The National Centre for Religious Studies is in the process of preparing a new Religious Education Level 1-8 Curriculum that will hopefully be completed within the next five years.
In the meantime, the NCRS has made available to Religious Education teachers in primary schools a new curriculum guide that will update and refresh ideas and make faith more relevant to pupils.
The Religious Education Bridging Document (REBD) is an online resource aimed at supporting teachers in effectively teaching the mandated New Zealand Religious Education Curriculum in today’s school setting.
NCRS director Colin MacLeod said the bridging document provides positive guidance for teaching “what is currently a 20-year-old curriculum while the formal, longer process of preparing a new RE Curriculum begins”.
“This document revisits our teaching of RE, placing the person of Jesus at the centre of what we do. It provides guidance and encouragement for RE teachers and reminds us of the ‘why’ and the ‘who’ (Jesus) which give meaning to RE in our schools,” he said.
New Zealand Catholic Bishops Conference President Bishop Patrick Dunn said the bishops “welcome this responsive and accessible guide for what is a central tenet in our schools’ curriculum”.
“The Catholic Bishops of Aotearoa New Zealand give thanks for all who teach Religious Education in our parishes and schools, we encourage you in your work, and assure you of our prayers as you participate in nurturing the seed of faith in our young people,” Bishop Dunn said.
The REBD resource is produced in electronic format only, in response to Laudato Si’ and the digital world. It is available at http://www. faithalive.org.nz/the-rebd/ .
According to the document, responding to change is “an essential on-going consideration for NCRS”.
“For NCRS, addressing change means responding to new needs and emphases that emerge as contexts change and diversity in teachers, children, their families and whānau increases,” the document stated.
These new emphases include: Catholic Social Teaching, references to recent papal encyclicals, experiences to nurture children’s spirituality, highlighting of children’s role in the mission of the Church, more intentional experiences to help New RE curriculum guide available children “encounter” God, learning strategies that enable children’s “voices” to be heard, experiences that encourage children to recognise and respond to their personal call to holiness and integrate the key competencies more intentionally into RE concepts.

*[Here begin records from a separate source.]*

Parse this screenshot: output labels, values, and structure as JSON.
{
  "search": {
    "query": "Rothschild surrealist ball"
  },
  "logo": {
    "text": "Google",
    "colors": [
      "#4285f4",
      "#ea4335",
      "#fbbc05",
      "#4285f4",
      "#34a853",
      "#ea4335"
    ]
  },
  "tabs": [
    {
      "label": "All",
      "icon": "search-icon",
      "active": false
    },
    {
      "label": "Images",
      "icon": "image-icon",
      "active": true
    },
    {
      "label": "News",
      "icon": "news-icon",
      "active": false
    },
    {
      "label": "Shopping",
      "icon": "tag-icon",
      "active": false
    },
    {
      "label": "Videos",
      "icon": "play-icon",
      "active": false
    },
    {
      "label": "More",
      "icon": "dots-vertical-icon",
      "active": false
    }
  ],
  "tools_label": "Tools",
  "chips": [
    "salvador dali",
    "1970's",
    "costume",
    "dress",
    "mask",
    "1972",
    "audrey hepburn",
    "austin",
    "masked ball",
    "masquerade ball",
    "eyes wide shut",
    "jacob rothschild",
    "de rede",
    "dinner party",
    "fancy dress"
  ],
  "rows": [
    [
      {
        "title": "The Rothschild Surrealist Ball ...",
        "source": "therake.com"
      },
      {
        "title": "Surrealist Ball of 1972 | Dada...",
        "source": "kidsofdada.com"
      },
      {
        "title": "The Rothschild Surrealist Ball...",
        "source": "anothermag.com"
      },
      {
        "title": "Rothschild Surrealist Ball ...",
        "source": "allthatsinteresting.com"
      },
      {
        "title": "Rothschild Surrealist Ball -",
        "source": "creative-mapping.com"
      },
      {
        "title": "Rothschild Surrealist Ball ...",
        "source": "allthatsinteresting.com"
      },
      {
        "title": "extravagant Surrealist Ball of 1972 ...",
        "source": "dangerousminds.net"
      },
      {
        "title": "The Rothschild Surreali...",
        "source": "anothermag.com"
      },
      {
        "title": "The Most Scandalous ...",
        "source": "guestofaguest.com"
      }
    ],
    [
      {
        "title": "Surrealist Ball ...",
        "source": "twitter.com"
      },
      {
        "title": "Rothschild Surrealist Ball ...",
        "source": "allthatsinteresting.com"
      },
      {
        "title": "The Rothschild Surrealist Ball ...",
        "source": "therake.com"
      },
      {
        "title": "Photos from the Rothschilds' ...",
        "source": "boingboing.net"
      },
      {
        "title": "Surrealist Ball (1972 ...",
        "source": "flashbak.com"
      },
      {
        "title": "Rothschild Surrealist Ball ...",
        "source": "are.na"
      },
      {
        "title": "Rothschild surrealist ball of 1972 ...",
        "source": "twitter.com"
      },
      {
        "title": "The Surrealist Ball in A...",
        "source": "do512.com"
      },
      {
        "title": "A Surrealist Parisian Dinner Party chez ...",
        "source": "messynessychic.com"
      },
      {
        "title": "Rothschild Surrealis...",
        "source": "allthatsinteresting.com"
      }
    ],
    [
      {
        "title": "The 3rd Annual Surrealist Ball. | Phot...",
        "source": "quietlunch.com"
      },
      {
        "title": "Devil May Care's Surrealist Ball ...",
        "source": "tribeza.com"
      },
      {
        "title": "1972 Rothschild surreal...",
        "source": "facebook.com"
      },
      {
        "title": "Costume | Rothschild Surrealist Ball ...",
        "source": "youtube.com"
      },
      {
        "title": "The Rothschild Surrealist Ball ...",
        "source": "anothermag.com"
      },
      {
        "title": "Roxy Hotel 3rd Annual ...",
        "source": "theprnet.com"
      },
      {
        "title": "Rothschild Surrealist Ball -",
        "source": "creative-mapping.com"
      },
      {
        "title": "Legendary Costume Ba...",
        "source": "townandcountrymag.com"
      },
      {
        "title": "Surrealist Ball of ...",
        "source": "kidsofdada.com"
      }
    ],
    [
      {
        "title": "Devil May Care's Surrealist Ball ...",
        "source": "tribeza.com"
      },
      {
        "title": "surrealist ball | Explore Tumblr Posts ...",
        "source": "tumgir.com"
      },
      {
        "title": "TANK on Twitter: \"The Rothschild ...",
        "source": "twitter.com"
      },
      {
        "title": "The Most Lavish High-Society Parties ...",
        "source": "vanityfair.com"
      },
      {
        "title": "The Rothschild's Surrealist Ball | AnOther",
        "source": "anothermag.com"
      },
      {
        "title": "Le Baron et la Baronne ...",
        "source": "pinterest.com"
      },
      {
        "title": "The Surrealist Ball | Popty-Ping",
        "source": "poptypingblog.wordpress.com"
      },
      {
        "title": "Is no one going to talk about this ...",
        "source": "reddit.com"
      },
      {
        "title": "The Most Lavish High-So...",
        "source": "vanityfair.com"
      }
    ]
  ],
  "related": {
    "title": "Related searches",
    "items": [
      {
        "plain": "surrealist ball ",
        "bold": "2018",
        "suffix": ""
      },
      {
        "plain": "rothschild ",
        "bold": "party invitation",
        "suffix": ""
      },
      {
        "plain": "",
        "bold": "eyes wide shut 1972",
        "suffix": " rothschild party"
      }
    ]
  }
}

The document said “NCRS recognises that it is time to broaden the direction for Religious Education teaching and learning in Aotearoa New Zealand so that children and young people can better see its relevance to their lives as disciples of Jesus in the 21st century”.